● Task prompt: Set all the entries down once more, with nothing altered.

[Data entries]
···

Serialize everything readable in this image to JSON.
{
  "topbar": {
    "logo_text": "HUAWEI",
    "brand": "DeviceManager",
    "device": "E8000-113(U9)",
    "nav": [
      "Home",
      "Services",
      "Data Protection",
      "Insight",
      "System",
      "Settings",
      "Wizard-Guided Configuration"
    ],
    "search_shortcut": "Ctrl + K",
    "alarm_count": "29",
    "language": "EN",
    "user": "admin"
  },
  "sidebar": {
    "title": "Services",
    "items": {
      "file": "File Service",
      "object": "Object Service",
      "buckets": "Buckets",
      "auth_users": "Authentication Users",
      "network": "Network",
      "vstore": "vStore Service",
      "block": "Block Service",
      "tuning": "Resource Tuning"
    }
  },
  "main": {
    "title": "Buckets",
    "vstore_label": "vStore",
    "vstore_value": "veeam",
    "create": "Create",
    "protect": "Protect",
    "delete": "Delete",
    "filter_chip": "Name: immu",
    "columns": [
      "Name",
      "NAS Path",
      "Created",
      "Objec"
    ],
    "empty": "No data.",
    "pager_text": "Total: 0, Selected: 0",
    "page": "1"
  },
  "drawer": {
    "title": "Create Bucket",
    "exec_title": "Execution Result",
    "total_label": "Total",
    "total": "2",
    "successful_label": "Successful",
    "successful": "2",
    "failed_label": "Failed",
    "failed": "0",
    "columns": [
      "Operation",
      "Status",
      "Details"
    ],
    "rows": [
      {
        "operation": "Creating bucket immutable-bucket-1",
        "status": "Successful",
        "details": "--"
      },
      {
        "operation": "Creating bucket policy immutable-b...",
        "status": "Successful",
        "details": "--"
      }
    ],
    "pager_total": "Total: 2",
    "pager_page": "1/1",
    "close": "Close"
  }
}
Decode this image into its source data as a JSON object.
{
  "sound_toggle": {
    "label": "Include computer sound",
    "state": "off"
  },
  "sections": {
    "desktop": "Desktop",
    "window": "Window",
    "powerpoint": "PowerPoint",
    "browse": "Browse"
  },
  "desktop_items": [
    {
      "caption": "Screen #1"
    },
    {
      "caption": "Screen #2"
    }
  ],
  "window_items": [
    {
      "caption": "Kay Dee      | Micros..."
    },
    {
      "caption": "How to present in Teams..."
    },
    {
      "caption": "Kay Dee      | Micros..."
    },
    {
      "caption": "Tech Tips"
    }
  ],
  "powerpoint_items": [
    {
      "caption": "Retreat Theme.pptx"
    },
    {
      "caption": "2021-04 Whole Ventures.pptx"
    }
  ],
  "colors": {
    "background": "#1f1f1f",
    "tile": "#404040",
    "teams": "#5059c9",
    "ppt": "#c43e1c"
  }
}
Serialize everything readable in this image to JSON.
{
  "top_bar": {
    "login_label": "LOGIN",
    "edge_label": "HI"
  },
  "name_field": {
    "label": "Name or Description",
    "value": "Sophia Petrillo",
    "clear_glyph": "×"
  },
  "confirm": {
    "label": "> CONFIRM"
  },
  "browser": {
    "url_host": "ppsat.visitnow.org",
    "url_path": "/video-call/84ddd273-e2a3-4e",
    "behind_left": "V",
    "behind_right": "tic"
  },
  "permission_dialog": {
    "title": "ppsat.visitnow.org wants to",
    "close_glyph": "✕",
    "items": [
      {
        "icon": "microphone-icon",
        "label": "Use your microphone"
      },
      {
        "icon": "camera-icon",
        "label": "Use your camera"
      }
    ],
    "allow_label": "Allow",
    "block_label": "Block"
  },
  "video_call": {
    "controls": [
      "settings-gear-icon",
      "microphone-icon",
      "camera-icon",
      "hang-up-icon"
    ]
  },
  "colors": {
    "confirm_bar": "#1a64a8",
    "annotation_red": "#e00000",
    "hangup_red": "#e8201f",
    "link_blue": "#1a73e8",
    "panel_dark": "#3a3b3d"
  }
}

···

● Result:
Serialize everything readable in this image to JSON.
{
  "topbar": {
    "logo_text": "HUAWEI",
    "brand": "DeviceManager",
    "device": "E8000-113(U9)",
    "nav": [
      "Home",
      "Services",
      "Data Protection",
      "Insight",
      "System",
      "Settings",
      "Wizard-Guided Configuration"
    ],
    "search_shortcut": "Ctrl + K",
    "alarm_count": "29",
    "language": "EN",
    "user": "admin"
  },
  "sidebar": {
    "title": "Services",
    "items": {
      "file": "File Service",
      "object": "Object Service",
      "buckets": "Buckets",
      "auth_users": "Authentication Users",
      "network": "Network",
      "vstore": "vStore Service",
      "block": "Block Service",
      "tuning": "Resource Tuning"
    }
  },
  "main": {
    "title": "Buckets",
    "vstore_label": "vStore",
    "vstore_value": "veeam",
    "create": "Create",
    "protect": "Protect",
    "delete": "Delete",
    "filter_chip": "Name: immu",
    "columns": [
      "Name",
      "NAS Path",
      "Created",
      "Objec"
    ],
    "empty": "No data.",
    "pager_text": "Total: 0, Selected: 0",
    "page": "1"
  },
  "drawer": {
    "title": "Create Bucket",
    "exec_title": "Execution Result",
    "total_label": "Total",
    "total": "2",
    "successful_label": "Successful",
    "successful": "2",
    "failed_label": "Failed",
    "failed": "0",
    "columns": [
      "Operation",
      "Status",
      "Details"
    ],
    "rows": [
      {
        "operation": "Creating bucket immutable-bucket-1",
        "status": "Successful",
        "details": "--"
      },
      {
        "operation": "Creating bucket policy immutable-b...",
        "status": "Successful",
        "details": "--"
      }
    ],
    "pager_total": "Total: 2",
    "pager_page": "1/1",
    "close": "Close"
  }
}
Decode this image into its source data as a JSON object.
{
  "sound_toggle": {
    "label": "Include computer sound",
    "state": "off"
  },
  "sections": {
    "desktop": "Desktop",
    "window": "Window",
    "powerpoint": "PowerPoint",
    "browse": "Browse"
  },
  "desktop_items": [
    {
      "caption": "Screen #1"
    },
    {
      "caption": "Screen #2"
    }
  ],
  "window_items": [
    {
      "caption": "Kay Dee      | Micros..."
    },
    {
      "caption": "How to present in Teams..."
    },
    {
      "caption": "Kay Dee      | Micros..."
    },
    {
      "caption": "Tech Tips"
    }
  ],
  "powerpoint_items": [
    {
      "caption": "Retreat Theme.pptx"
    },
    {
      "caption": "2021-04 Whole Ventures.pptx"
    }
  ],
  "colors": {
    "background": "#1f1f1f",
    "tile": "#404040",
    "teams": "#5059c9",
    "ppt": "#c43e1c"
  }
}
Serialize everything readable in this image to JSON.
{
  "top_bar": {
    "login_label": "LOGIN",
    "edge_label": "HI"
  },
  "name_field": {
    "label": "Name or Description",
    "value": "Sophia Petrillo",
    "clear_glyph": "×"
  },
  "confirm": {
    "label": "> CONFIRM"
  },
  "browser": {
    "url_host": "ppsat.visitnow.org",
    "url_path": "/video-call/84ddd273-e2a3-4e",
    "behind_left": "V",
    "behind_right": "tic"
  },
  "permission_dialog": {
    "title": "ppsat.visitnow.org wants to",
    "close_glyph": "✕",
    "items": [
      {
        "icon": "microphone-icon",
        "label": "Use your microphone"
      },
      {
        "icon": "camera-icon",
        "label": "Use your camera"
      }
    ],
    "allow_label": "Allow",
    "block_label": "Block"
  },
  "video_call": {
    "controls": [
      "settings-gear-icon",
      "microphone-icon",
      "camera-icon",
      "hang-up-icon"
    ]
  },
  "colors": {
    "confirm_bar": "#1a64a8",
    "annotation_red": "#e00000",
    "hangup_red": "#e8201f",
    "link_blue": "#1a73e8",
    "panel_dark": "#3a3b3d"
  }
}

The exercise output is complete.